As it happens, it is more complex than most childhood matters to understand how fiction transforms reality. In my adolescence and early twenties, I found – as did most of my contemporaries to judge by reviews and comments – a lack of sensitivity in his resort to comedy. It was too obviously the right thing to do, not to take the world very seriously – even his nightmare of service on the western front in the first world war was presented in 'The Man On My Back' in comic form.
Yet, when I read his books today it seems to me that what underlies his writing is not an absence but an excess of feeling. A violent sentiment runs through his most extravagant comedy so that it dances on the edge of blackness or slips abruptly into tragedy. The variety of his approaches to fiction which once irritated his critics – the rollicking of 'Juan in America' followed by the gut-spilling 'Men of Ness', the macaroni jollity of 'Private Angelo' and the sombre 'Roll of Honour' – now appear much more a piece. A word which he likes was inenarrable, or untellable, and what strikes me is the persistent attempt to convey the inenarrable exorbitance of his feelings.

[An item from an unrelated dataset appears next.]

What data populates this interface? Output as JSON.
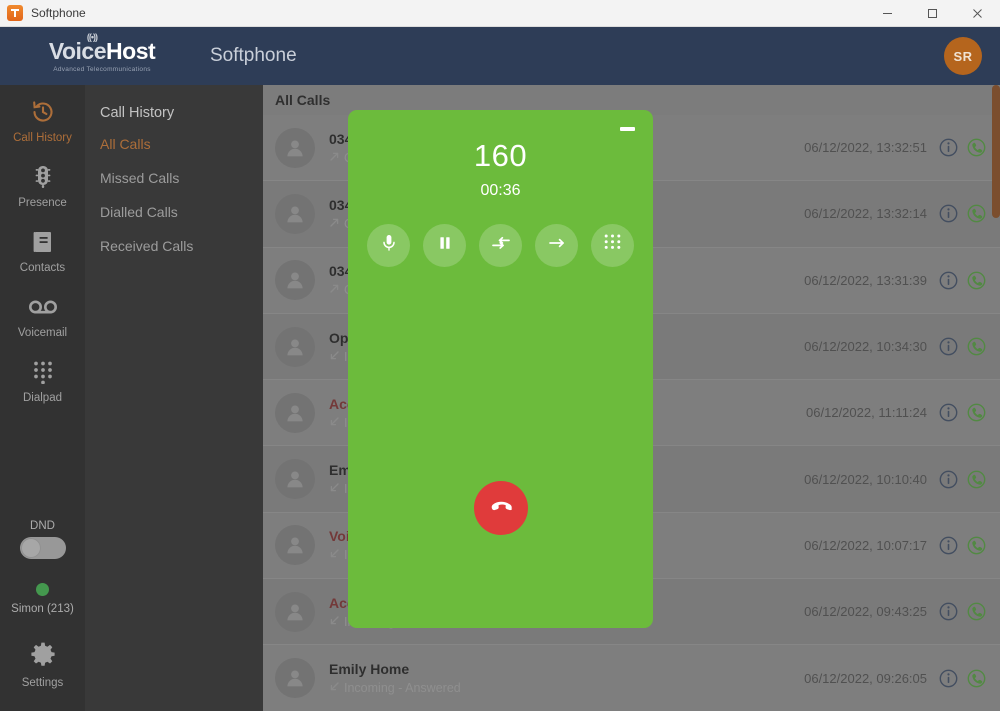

Had he been born with a poet's head, with tragic brows and an aquiline nose, he would have had a mask to suit his inner being. As it was, the sergeant-major's jaw was surmounted by a massive skull and a nose which he explained as the outcome of 800 years of peasant ancestry exposed to the bulbous gales of Orkney. The physical ideal was subverted before he began, and his spirit met a similar stumbling-block in the weighty Victorian values instilled by his parents. It was little wonder that he raged so furiously, sometimes to be free of the encumbrances, sometimes to make sense of them.
They bred in him a lust for beauty – for the sense of liberation which it conferred and for the model which it offered of the way things should be. No moment exposes him more clearly than when in wartime he found himself alone in the room where Botticelli's 'Primavera' had been stored for protection, and stretching up on tiptoe he pressed his lips to those of Spring. He married a beautiful wife, he built and bought houses for their views rather than their suitability as homes, and he purchased pictures even faster than poverty required him to sell them. He kept Highland cattle for their shaggy grandeur, and allowed a succession of elegant, self-possessed Siamese cats to step with impunity across his writing-paper. Even the aggressive pattern of his tweed jackets I suspect of answering some aspiration which he felt to be bold and carefree.

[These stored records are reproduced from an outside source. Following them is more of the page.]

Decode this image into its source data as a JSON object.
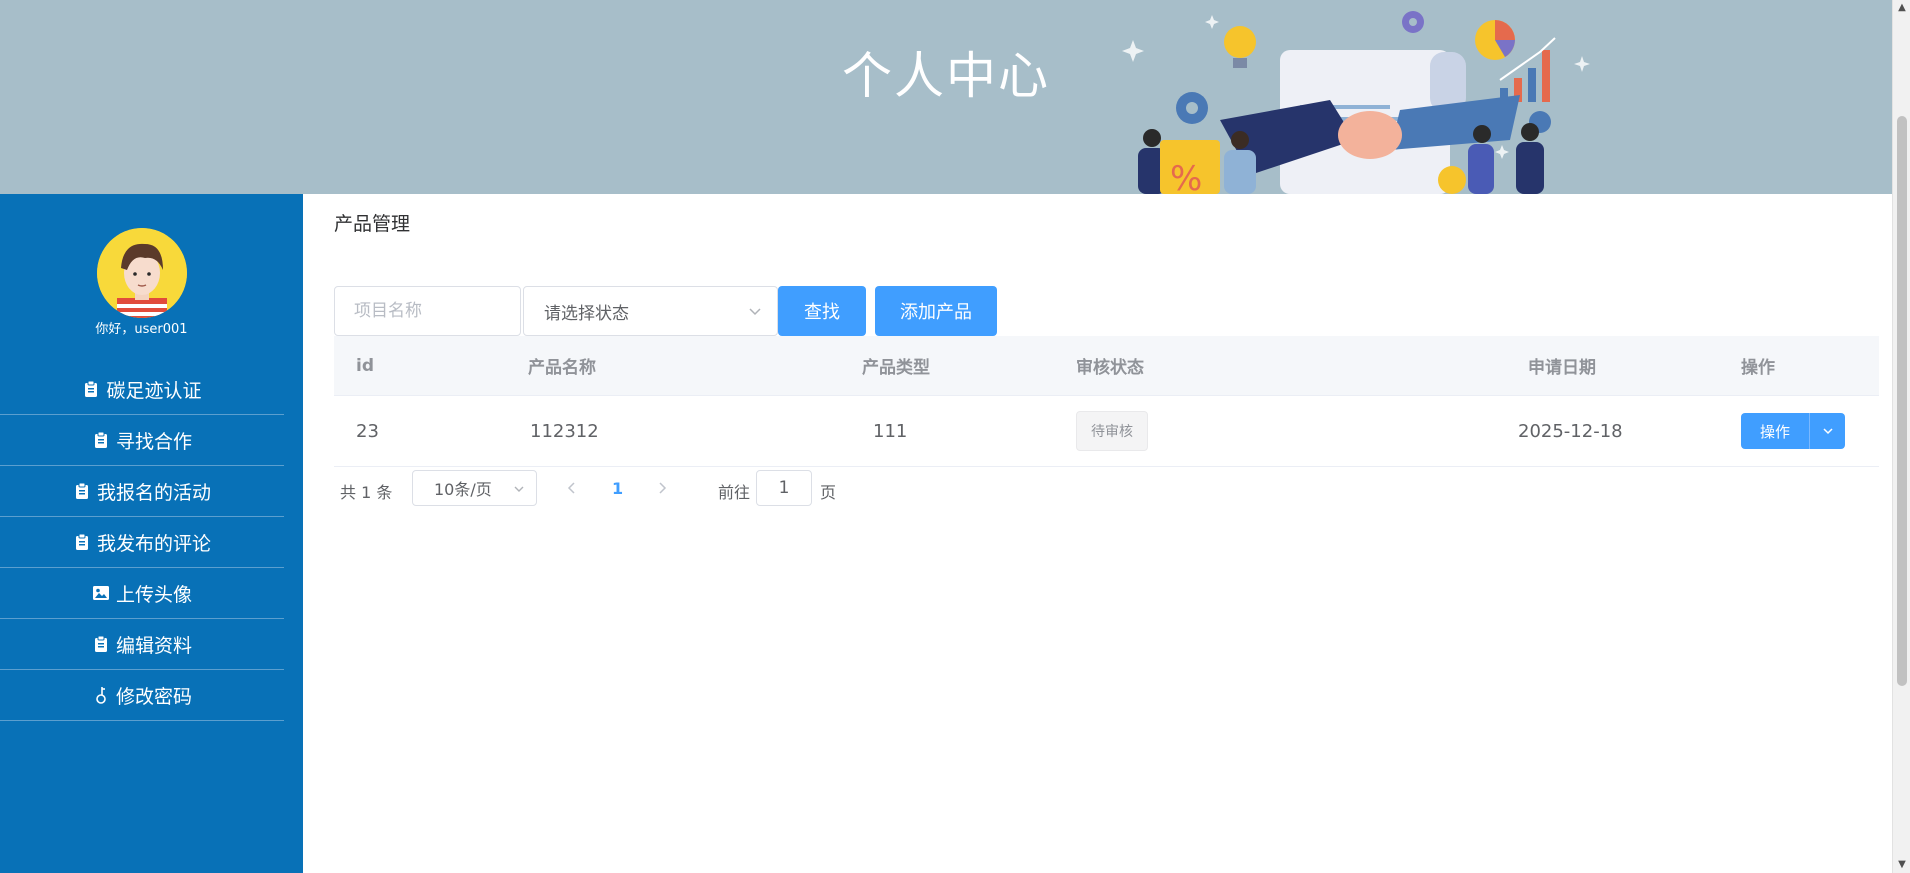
{
  "banner": {
    "title": "个人中心"
  },
  "sidebar": {
    "greeting": "你好，user001",
    "items": [
      {
        "label": "碳足迹认证",
        "icon": "clipboard-icon"
      },
      {
        "label": "寻找合作",
        "icon": "clipboard-icon"
      },
      {
        "label": "我报名的活动",
        "icon": "clipboard-icon"
      },
      {
        "label": "我发布的评论",
        "icon": "clipboard-icon"
      },
      {
        "label": "上传头像",
        "icon": "image-icon"
      },
      {
        "label": "编辑资料",
        "icon": "clipboard-icon"
      },
      {
        "label": "修改密码",
        "icon": "key-icon"
      }
    ]
  },
  "main": {
    "title": "产品管理",
    "search": {
      "name_placeholder": "项目名称",
      "status_value": "请选择状态",
      "search_label": "查找",
      "add_label": "添加产品"
    },
    "table": {
      "headers": {
        "id": "id",
        "name": "产品名称",
        "type": "产品类型",
        "status": "审核状态",
        "date": "申请日期",
        "op": "操作"
      },
      "rows": [
        {
          "id": "23",
          "name": "112312",
          "type": "111",
          "status": "待审核",
          "date": "2025-12-18",
          "op": "操作"
        }
      ]
    },
    "pagination": {
      "total": "共 1 条",
      "page_size": "10条/页",
      "current": "1",
      "goto_label": "前往",
      "goto_value": "1",
      "unit": "页"
    }
  },
  "colors": {
    "banner_bg": "#a7bec9",
    "sidebar_bg": "#0871b7",
    "primary": "#409eff"
  }
}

His laugh was always loud and in old age his tears grew copious. He cried at memories of soldiering, at a pipe tune or a reading of 'Danny Deever'. Perhaps they sprang in part from an old man's sentimentality, but I also remember the remark made by a neighbour, Donald MacGillivray, a supreme piper and teacher of piping. When he played 'The Lament for the Children' Eric was not the only one moved to tears, but it was for him in particular that the piece was performed. 'I always like playing for your father,' Donald said. 'You see, he has the soul for it.'